Until the days of Achashverosh. Because then, there were no eagle’s wings, no bread from heaven, no signs or wonders—and nevertheless, we stood with our Beloved.

Why? There is no explanation.

But we are still here. Absurdly.

Purim and Insanity

Let me get this straight: If religion and G‑d is an answer to all questions, and an answer to all questions is all that’s needed so I can have meaning in life—then I’m out. Then our entire history doesn’t work. Our attitude towards life, our arguments with G‑d, with His Torah, with each other, the sanctity we attribute to tomes of holy disputes, most of them unresolved—these have no place. There can be no Jewish people.

Yes, we are an educated and intelligent people. But true intellect is that which is forever escaping its bounds, seeking something beyond, something entirely transcendent, and discovering that transcendence in every artifact of existence. True intellect knows that which it cannot know.

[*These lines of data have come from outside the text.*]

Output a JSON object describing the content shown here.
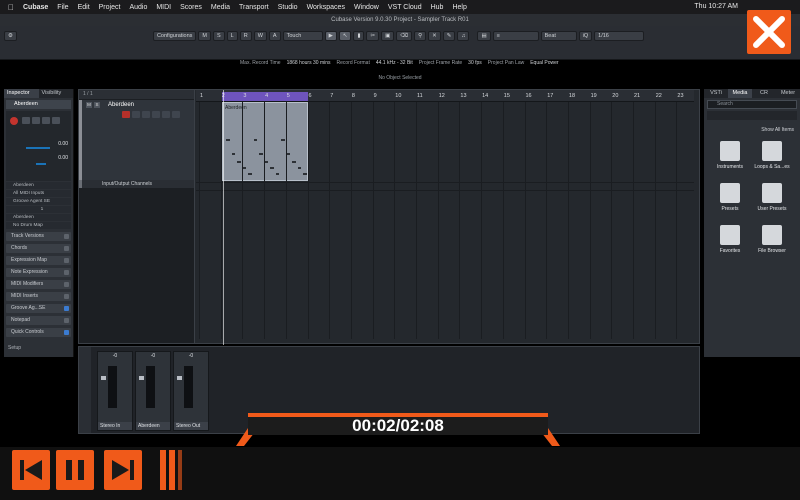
{
  "menubar": {
    "app": "Cubase",
    "items": [
      "File",
      "Edit",
      "Project",
      "Audio",
      "MIDI",
      "Scores",
      "Media",
      "Transport",
      "Studio",
      "Workspaces",
      "Window",
      "VST Cloud",
      "Hub",
      "Help"
    ],
    "clock": "Thu 10:27 AM"
  },
  "titlebar": {
    "title": "Cubase Version 9.0.30 Project - Sampler Track R01"
  },
  "toolbar": {
    "configurations": "Configurations",
    "mode_buttons": [
      "M",
      "S",
      "L",
      "R",
      "W",
      "A"
    ],
    "automation": "Touch",
    "snap": "Beat",
    "quantize": "1/16",
    "info": {
      "max_record_label": "Max. Record Time",
      "max_record_value": "1868 hours 30 mins",
      "record_format_label": "Record Format",
      "record_format_value": "44.1 kHz - 32 Bit",
      "frame_rate_label": "Project Frame Rate",
      "frame_rate_value": "30 fps",
      "pan_law_label": "Project Pan Law",
      "pan_law_value": "Equal Power"
    },
    "status": "No Object Selected"
  },
  "inspector": {
    "tabs": [
      "Inspector",
      "Visibility"
    ],
    "track_name": "Aberdeen",
    "values": [
      "0.00",
      "0.00"
    ],
    "routing": [
      "Aberdeen",
      "All MIDI Inputs",
      "Groove Agent SE"
    ],
    "routing_field": "1",
    "routing2": [
      "Aberdeen",
      "No Drum Map"
    ],
    "sections": [
      "Track Versions",
      "Chords",
      "Expression Map",
      "Note Expression",
      "MIDI Modifiers",
      "MIDI Inserts",
      "Groove Ag...SE",
      "Notepad",
      "Quick Controls"
    ],
    "setup": "Setup"
  },
  "project": {
    "track_count": "1 / 1",
    "tracks": [
      {
        "name": "Aberdeen"
      },
      {
        "name": "Input/Output Channels"
      }
    ],
    "event_name": "Aberdeen",
    "ruler": [
      "1",
      "2",
      "3",
      "4",
      "5",
      "6",
      "7",
      "8",
      "9",
      "10",
      "11",
      "12",
      "13",
      "14",
      "15",
      "16",
      "17",
      "18",
      "19",
      "20",
      "21",
      "22",
      "23"
    ]
  },
  "rightzone": {
    "tabs": [
      "VSTi",
      "Media",
      "CR",
      "Meter"
    ],
    "search_placeholder": "Search",
    "show_all": "Show All Items",
    "items": [
      "Instruments",
      "Loops & Sa...es",
      "Presets",
      "User Presets",
      "Favorites",
      "File Browser"
    ]
  },
  "mixer": {
    "strips": [
      {
        "name": "Stereo In",
        "value": "-0"
      },
      {
        "name": "Aberdeen",
        "value": "-0"
      },
      {
        "name": "Stereo Out",
        "value": "-0"
      }
    ]
  },
  "video": {
    "timecode": "00:02/02:08"
  }
}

And trueTrue intellect is forced to admit that no being can ever discover its meaning on its own. intellect is forced to admit that no being can ever discover its meaning on its own. It simply does not have the context to do so. And true intellect is forced to acknowledge that the true reality is not simply beyond the grasp of the three pounds of meat that constitute the human brain: True reality is beyond any grasp whatsoever.

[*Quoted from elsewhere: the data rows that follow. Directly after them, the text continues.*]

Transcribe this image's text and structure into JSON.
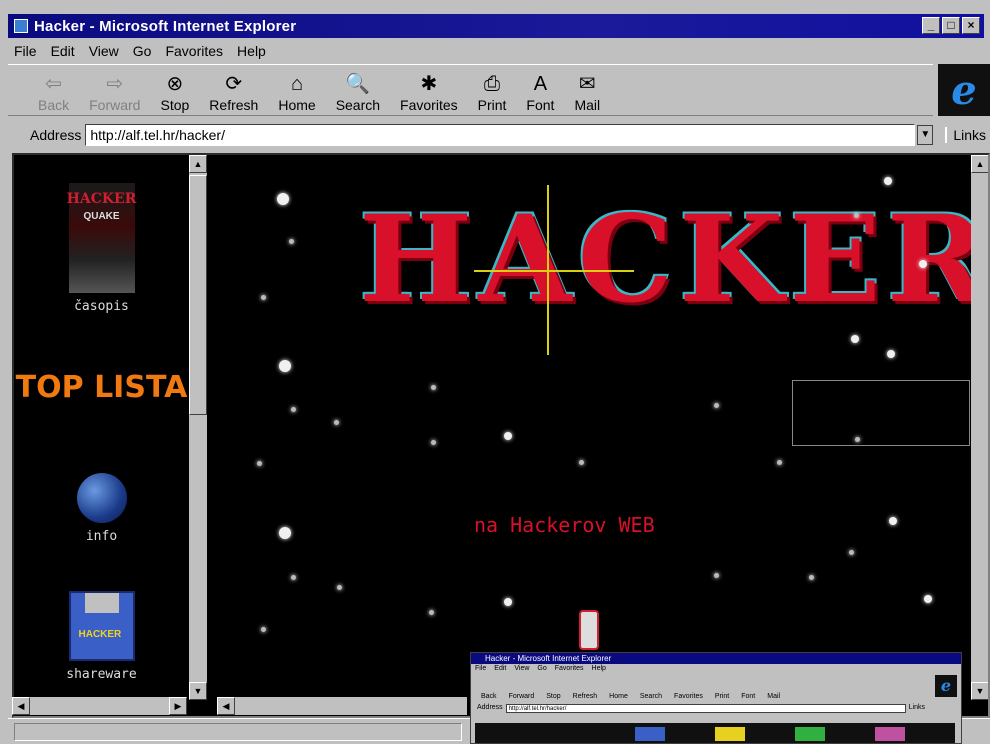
{
  "window": {
    "title": "Hacker - Microsoft Internet Explorer",
    "controls": [
      "_",
      "□",
      "×"
    ]
  },
  "menu": [
    "File",
    "Edit",
    "View",
    "Go",
    "Favorites",
    "Help"
  ],
  "toolbar": {
    "buttons": [
      {
        "label": "Back",
        "icon": "back-arrow-icon",
        "glyph": "⇦",
        "enabled": false
      },
      {
        "label": "Forward",
        "icon": "forward-arrow-icon",
        "glyph": "⇨",
        "enabled": false
      },
      {
        "label": "Stop",
        "icon": "stop-icon",
        "glyph": "⊗",
        "enabled": true
      },
      {
        "label": "Refresh",
        "icon": "refresh-icon",
        "glyph": "⟳",
        "enabled": true
      },
      {
        "label": "Home",
        "icon": "home-icon",
        "glyph": "⌂",
        "enabled": true
      },
      {
        "label": "Search",
        "icon": "search-icon",
        "glyph": "🔍",
        "enabled": true
      },
      {
        "label": "Favorites",
        "icon": "favorites-icon",
        "glyph": "✱",
        "enabled": true
      },
      {
        "label": "Print",
        "icon": "print-icon",
        "glyph": "⎙",
        "enabled": true
      },
      {
        "label": "Font",
        "icon": "font-icon",
        "glyph": "A",
        "enabled": true
      },
      {
        "label": "Mail",
        "icon": "mail-icon",
        "glyph": "✉",
        "enabled": true
      }
    ],
    "brand_logo": "e"
  },
  "address": {
    "label": "Address",
    "url": "http://alf.tel.hr/hacker/",
    "links_label": "Links"
  },
  "left_frame": {
    "items": [
      {
        "label": "časopis",
        "cover_title": "HACKER",
        "cover_subtitle": "QUAKE"
      },
      {
        "label": "TOP LISTA"
      },
      {
        "label": "info"
      },
      {
        "label": "shareware",
        "disk_text": "HACKER"
      }
    ]
  },
  "main_frame": {
    "logo_text": "HACKER",
    "welcome_text": "na Hackerov WEB"
  },
  "nested_window": {
    "title": "Hacker - Microsoft Internet Explorer",
    "menu": [
      "File",
      "Edit",
      "View",
      "Go",
      "Favorites",
      "Help"
    ],
    "toolbar": [
      "Back",
      "Forward",
      "Stop",
      "Refresh",
      "Home",
      "Search",
      "Favorites",
      "Print",
      "Font",
      "Mail"
    ],
    "address_label": "Address",
    "url": "http://alf.tel.hr/hacker/",
    "links_label": "Links"
  },
  "colors": {
    "title_bar": "#0a0a80",
    "logo_red": "#d8102a",
    "logo_outline": "#3ab8c8",
    "toplista_orange": "#f07a10"
  }
}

If so, how have we held tight for almost four millennia to that which cannot be grasped? How have we found meaning in a marriage to a G‑d we call the Unknowable, Infinite Light?

The same as any marriage is sustained.

Any proper marriage, after all, is a case of sustained insanity. No one walks under the chuppah and commits to a lifetime with another person with a cold, calculated deportment of mind.

We call it “falling in love,” but truly it is a form of temporary insanity. And then the entire labor of marriage is to sustain that madness, reinvigorating it whenever it loses steam, allowing two selves to lose their minds over one another again and again.

Purim and the Post-Holocaust Revival

I identify with that. In a certain way, it happened again with my generation.

I am a child of the post-Holocaust. My generation are those who were bred on the image of the Jew as a skeleton behind the barbed wire of Auschwitz.

If there was a Holocaust documentary on TV, I had to watch it. When I went to the local JCC lounge to hang out with friends, the entire back wall was a mural of those deathly figures. If I was schlepped to the synagogue for whatever occasions, I doubt the rabbi ever managed to give a sermon without mentioning the six million.

The message was drilled, pounded, hard-wired and welded relentlessly into our little minds, until it became an essential part of our neural circuits: We are the people they hate. We are the people that are persecuted. If someone is looking for a people to persecute, to blame, to despise, to obliterate from the face of the earth, here we are.

As for G‑d and our religion, there was only one conclusion a sensible person could come to: G‑d had abandoned us and the deal was off.

Why, please tell me why, would any kid, normal or otherwise, want to stay in this club?

And then something so crazy happened. Barely a quarter century had passed since the implementation of the Final Solution, and a Jewish renewal began to flourish. We We returned, madly embracing that which our parents and grandparents had quite reasonably dropped by the wayside.returned, perhaps not in droves, but with pride, with chutzpah, with love, madly embracing that which our parents and grandparents had quite reasonably dropped by the wayside.

Why? I don’t know. We are a crazy people. We can’t let go of our G‑d.

The marriage ceremony never ends. I live now in Los Angeles. Fifty years ago, nobody would have believed that in Los Angeles, in 2018, a Jewish community would be flourishing as it is today. No one would have imagined what takes place on that mile-and-a-half strip of Pico Blvd. and its surrounds in Beverly Hills and Beverly Woods every Shabbat.

We are a miracle. An absurd miracle. A miracle of insane love.

In the Babylonian Talmud, Rava says, “On Purim, you must get drunk until you don’t know the difference between ‘Cursed is Haman’ and ‘Blessed is Mordechai.’”

We are drunk with wine, a deep, rich wine, aged over millennia. The wine of a love that can never be lost, a marriage that can never be broken.